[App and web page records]
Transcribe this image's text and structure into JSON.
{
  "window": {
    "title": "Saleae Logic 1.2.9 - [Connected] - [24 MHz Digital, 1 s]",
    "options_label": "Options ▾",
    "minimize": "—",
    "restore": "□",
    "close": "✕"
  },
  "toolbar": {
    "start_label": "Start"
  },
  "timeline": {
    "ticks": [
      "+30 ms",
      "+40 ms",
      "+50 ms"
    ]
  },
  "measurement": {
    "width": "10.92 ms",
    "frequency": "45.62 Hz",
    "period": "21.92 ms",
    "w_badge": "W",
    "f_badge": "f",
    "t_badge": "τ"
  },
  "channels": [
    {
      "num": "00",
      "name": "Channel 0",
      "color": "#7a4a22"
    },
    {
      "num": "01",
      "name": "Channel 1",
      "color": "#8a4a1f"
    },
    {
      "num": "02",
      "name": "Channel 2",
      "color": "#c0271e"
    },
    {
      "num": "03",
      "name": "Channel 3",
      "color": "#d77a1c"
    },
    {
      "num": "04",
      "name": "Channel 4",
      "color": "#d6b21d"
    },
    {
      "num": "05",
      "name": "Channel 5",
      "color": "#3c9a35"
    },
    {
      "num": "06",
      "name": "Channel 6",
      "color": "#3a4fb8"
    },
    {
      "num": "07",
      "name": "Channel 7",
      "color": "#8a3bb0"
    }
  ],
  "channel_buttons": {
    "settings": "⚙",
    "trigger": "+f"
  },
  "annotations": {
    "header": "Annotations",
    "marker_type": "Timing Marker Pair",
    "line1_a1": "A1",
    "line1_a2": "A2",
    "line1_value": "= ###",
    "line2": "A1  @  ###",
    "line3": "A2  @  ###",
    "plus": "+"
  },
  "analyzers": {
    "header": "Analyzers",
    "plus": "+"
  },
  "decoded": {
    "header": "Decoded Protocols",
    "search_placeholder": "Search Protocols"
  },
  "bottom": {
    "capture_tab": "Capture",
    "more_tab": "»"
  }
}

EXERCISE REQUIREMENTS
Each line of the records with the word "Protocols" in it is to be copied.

WORKED SOLUTION
    "header": "Decoded Protocols",
    "search_placeholder": "Search Protocols"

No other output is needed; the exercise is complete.